* Records supplied:
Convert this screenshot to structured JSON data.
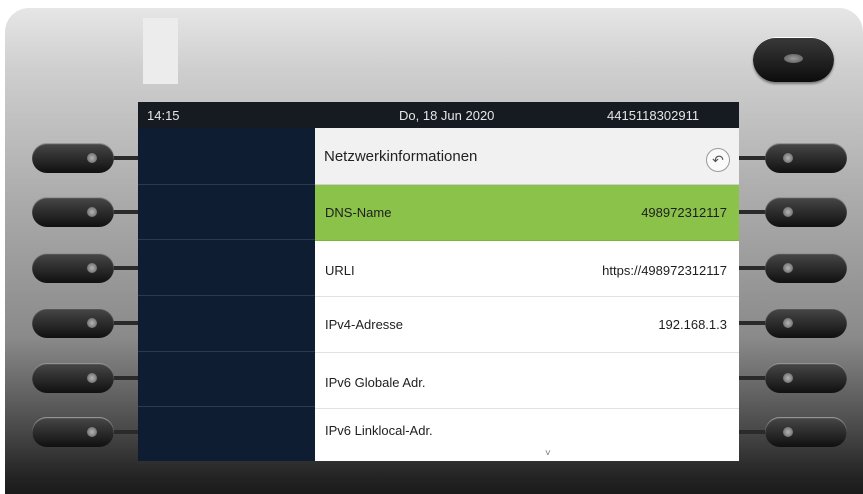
{
  "status_bar": {
    "time": "14:15",
    "date": "Do, 18 Jun 2020",
    "number": "4415118302911"
  },
  "menu": {
    "title": "Netzwerkinformationen",
    "back_icon": "back-arrow-icon",
    "items": [
      {
        "label": "DNS-Name",
        "value": "498972312117",
        "selected": true
      },
      {
        "label": "URLI",
        "value": "https://498972312117",
        "selected": false
      },
      {
        "label": "IPv4-Adresse",
        "value": "192.168.1.3",
        "selected": false
      },
      {
        "label": "IPv6 Globale Adr.",
        "value": "",
        "selected": false
      },
      {
        "label": "IPv6 Linklocal-Adr.",
        "value": "",
        "selected": false
      }
    ],
    "more_indicator": "˅"
  },
  "colors": {
    "selection": "#8bc34a",
    "left_panel": "#0f1d33",
    "status_bar": "#161b22"
  }
}
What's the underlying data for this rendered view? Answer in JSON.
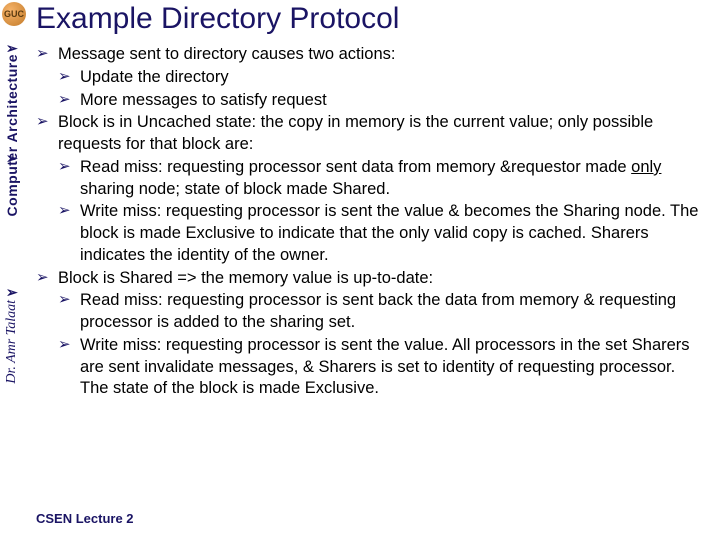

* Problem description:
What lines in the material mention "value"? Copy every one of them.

* Answer to the exercise:
        "value": "498972312117",
        "value": "https://498972312117",
        "value": "192.168.1.3",
        "value": "",
        "value": "",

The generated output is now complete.